__Source data__.
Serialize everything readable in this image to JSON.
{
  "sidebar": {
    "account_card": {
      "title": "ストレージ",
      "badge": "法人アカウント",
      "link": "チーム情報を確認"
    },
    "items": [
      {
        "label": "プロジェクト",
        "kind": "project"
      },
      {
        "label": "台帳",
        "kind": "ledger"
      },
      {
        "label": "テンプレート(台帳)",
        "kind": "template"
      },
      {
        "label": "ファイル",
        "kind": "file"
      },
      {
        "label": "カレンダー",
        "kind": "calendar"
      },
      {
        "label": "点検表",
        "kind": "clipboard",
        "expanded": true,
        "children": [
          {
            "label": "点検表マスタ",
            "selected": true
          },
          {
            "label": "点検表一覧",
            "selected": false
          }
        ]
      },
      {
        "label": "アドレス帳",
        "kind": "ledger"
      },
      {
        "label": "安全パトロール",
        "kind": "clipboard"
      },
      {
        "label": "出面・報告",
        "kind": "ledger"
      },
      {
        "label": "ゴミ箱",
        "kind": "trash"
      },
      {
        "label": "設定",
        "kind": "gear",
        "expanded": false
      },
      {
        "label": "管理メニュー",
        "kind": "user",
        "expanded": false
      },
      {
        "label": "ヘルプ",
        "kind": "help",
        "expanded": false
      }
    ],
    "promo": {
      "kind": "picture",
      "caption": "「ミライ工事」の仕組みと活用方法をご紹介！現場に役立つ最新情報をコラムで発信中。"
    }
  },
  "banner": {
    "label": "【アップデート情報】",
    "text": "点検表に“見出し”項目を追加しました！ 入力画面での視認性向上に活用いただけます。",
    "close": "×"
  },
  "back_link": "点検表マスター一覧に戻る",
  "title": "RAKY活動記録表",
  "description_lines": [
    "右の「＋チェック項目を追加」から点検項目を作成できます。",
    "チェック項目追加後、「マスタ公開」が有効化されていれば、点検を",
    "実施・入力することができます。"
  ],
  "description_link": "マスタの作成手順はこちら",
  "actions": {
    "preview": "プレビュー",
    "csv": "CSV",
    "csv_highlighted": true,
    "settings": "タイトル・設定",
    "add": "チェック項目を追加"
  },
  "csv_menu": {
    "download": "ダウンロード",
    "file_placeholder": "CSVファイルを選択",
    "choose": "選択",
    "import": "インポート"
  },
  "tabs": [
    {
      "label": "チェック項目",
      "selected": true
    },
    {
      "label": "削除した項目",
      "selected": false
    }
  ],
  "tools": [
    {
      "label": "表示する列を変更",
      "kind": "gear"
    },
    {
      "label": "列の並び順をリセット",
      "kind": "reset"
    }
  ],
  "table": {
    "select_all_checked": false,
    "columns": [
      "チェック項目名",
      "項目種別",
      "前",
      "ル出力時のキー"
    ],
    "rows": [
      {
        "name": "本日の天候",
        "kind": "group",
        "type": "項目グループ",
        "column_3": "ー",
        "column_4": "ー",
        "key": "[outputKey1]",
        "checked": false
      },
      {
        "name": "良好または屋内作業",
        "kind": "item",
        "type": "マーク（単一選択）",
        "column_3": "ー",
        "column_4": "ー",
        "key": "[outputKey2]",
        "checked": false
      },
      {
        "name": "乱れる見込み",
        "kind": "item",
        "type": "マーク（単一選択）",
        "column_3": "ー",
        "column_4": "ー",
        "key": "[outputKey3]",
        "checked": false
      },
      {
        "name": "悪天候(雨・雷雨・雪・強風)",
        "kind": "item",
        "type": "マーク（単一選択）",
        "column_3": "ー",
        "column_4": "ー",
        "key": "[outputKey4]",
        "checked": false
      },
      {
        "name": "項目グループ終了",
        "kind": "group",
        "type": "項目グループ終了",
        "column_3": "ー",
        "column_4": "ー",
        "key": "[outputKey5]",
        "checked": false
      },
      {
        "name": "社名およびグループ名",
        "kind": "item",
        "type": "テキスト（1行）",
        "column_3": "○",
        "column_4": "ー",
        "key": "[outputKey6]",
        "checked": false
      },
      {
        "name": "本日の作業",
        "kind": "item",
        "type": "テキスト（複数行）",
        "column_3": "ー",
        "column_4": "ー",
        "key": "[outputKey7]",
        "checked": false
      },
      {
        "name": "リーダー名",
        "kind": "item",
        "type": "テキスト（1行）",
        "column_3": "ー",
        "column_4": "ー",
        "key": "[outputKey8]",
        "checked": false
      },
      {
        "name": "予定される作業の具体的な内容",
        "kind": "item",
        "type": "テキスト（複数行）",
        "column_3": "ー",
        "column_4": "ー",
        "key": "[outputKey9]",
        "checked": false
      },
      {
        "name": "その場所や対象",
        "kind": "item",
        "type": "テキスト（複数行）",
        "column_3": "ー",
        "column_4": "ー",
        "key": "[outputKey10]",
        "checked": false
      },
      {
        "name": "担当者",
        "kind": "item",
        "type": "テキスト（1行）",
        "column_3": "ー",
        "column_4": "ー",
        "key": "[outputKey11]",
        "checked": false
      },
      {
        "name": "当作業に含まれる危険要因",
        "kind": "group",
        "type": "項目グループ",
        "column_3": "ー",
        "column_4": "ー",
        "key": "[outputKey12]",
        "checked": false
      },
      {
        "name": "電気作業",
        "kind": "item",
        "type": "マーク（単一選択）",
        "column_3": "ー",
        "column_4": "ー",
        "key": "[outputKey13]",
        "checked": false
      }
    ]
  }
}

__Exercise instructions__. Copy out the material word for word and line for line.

__Solution to the problem__.
Serialize everything readable in this image to JSON.
{
  "sidebar": {
    "account_card": {
      "title": "ストレージ",
      "badge": "法人アカウント",
      "link": "チーム情報を確認"
    },
    "items": [
      {
        "label": "プロジェクト",
        "kind": "project"
      },
      {
        "label": "台帳",
        "kind": "ledger"
      },
      {
        "label": "テンプレート(台帳)",
        "kind": "template"
      },
      {
        "label": "ファイル",
        "kind": "file"
      },
      {
        "label": "カレンダー",
        "kind": "calendar"
      },
      {
        "label": "点検表",
        "kind": "clipboard",
        "expanded": true,
        "children": [
          {
            "label": "点検表マスタ",
            "selected": true
          },
          {
            "label": "点検表一覧",
            "selected": false
          }
        ]
      },
      {
        "label": "アドレス帳",
        "kind": "ledger"
      },
      {
        "label": "安全パトロール",
        "kind": "clipboard"
      },
      {
        "label": "出面・報告",
        "kind": "ledger"
      },
      {
        "label": "ゴミ箱",
        "kind": "trash"
      },
      {
        "label": "設定",
        "kind": "gear",
        "expanded": false
      },
      {
        "label": "管理メニュー",
        "kind": "user",
        "expanded": false
      },
      {
        "label": "ヘルプ",
        "kind": "help",
        "expanded": false
      }
    ],
    "promo": {
      "kind": "picture",
      "caption": "「ミライ工事」の仕組みと活用方法をご紹介！現場に役立つ最新情報をコラムで発信中。"
    }
  },
  "banner": {
    "label": "【アップデート情報】",
    "text": "点検表に“見出し”項目を追加しました！ 入力画面での視認性向上に活用いただけます。",
    "close": "×"
  },
  "back_link": "点検表マスター一覧に戻る",
  "title": "RAKY活動記録表",
  "description_lines": [
    "右の「＋チェック項目を追加」から点検項目を作成できます。",
    "チェック項目追加後、「マスタ公開」が有効化されていれば、点検を",
    "実施・入力することができます。"
  ],
  "description_link": "マスタの作成手順はこちら",
  "actions": {
    "preview": "プレビュー",
    "csv": "CSV",
    "csv_highlighted": true,
    "settings": "タイトル・設定",
    "add": "チェック項目を追加"
  },
  "csv_menu": {
    "download": "ダウンロード",
    "file_placeholder": "CSVファイルを選択",
    "choose": "選択",
    "import": "インポート"
  },
  "tabs": [
    {
      "label": "チェック項目",
      "selected": true
    },
    {
      "label": "削除した項目",
      "selected": false
    }
  ],
  "tools": [
    {
      "label": "表示する列を変更",
      "kind": "gear"
    },
    {
      "label": "列の並び順をリセット",
      "kind": "reset"
    }
  ],
  "table": {
    "select_all_checked": false,
    "columns": [
      "チェック項目名",
      "項目種別",
      "前",
      "ル出力時のキー"
    ],
    "rows": [
      {
        "name": "本日の天候",
        "kind": "group",
        "type": "項目グループ",
        "column_3": "ー",
        "column_4": "ー",
        "key": "[outputKey1]",
        "checked": false
      },
      {
        "name": "良好または屋内作業",
        "kind": "item",
        "type": "マーク（単一選択）",
        "column_3": "ー",
        "column_4": "ー",
        "key": "[outputKey2]",
        "checked": false
      },
      {
        "name": "乱れる見込み",
        "kind": "item",
        "type": "マーク（単一選択）",
        "column_3": "ー",
        "column_4": "ー",
        "key": "[outputKey3]",
        "checked": false
      },
      {
        "name": "悪天候(雨・雷雨・雪・強風)",
        "kind": "item",
        "type": "マーク（単一選択）",
        "column_3": "ー",
        "column_4": "ー",
        "key": "[outputKey4]",
        "checked": false
      },
      {
        "name": "項目グループ終了",
        "kind": "group",
        "type": "項目グループ終了",
        "column_3": "ー",
        "column_4": "ー",
        "key": "[outputKey5]",
        "checked": false
      },
      {
        "name": "社名およびグループ名",
        "kind": "item",
        "type": "テキスト（1行）",
        "column_3": "○",
        "column_4": "ー",
        "key": "[outputKey6]",
        "checked": false
      },
      {
        "name": "本日の作業",
        "kind": "item",
        "type": "テキスト（複数行）",
        "column_3": "ー",
        "column_4": "ー",
        "key": "[outputKey7]",
        "checked": false
      },
      {
        "name": "リーダー名",
        "kind": "item",
        "type": "テキスト（1行）",
        "column_3": "ー",
        "column_4": "ー",
        "key": "[outputKey8]",
        "checked": false
      },
      {
        "name": "予定される作業の具体的な内容",
        "kind": "item",
        "type": "テキスト（複数行）",
        "column_3": "ー",
        "column_4": "ー",
        "key": "[outputKey9]",
        "checked": false
      },
      {
        "name": "その場所や対象",
        "kind": "item",
        "type": "テキスト（複数行）",
        "column_3": "ー",
        "column_4": "ー",
        "key": "[outputKey10]",
        "checked": false
      },
      {
        "name": "担当者",
        "kind": "item",
        "type": "テキスト（1行）",
        "column_3": "ー",
        "column_4": "ー",
        "key": "[outputKey11]",
        "checked": false
      },
      {
        "name": "当作業に含まれる危険要因",
        "kind": "group",
        "type": "項目グループ",
        "column_3": "ー",
        "column_4": "ー",
        "key": "[outputKey12]",
        "checked": false
      },
      {
        "name": "電気作業",
        "kind": "item",
        "type": "マーク（単一選択）",
        "column_3": "ー",
        "column_4": "ー",
        "key": "[outputKey13]",
        "checked": false
      }
    ]
  }
}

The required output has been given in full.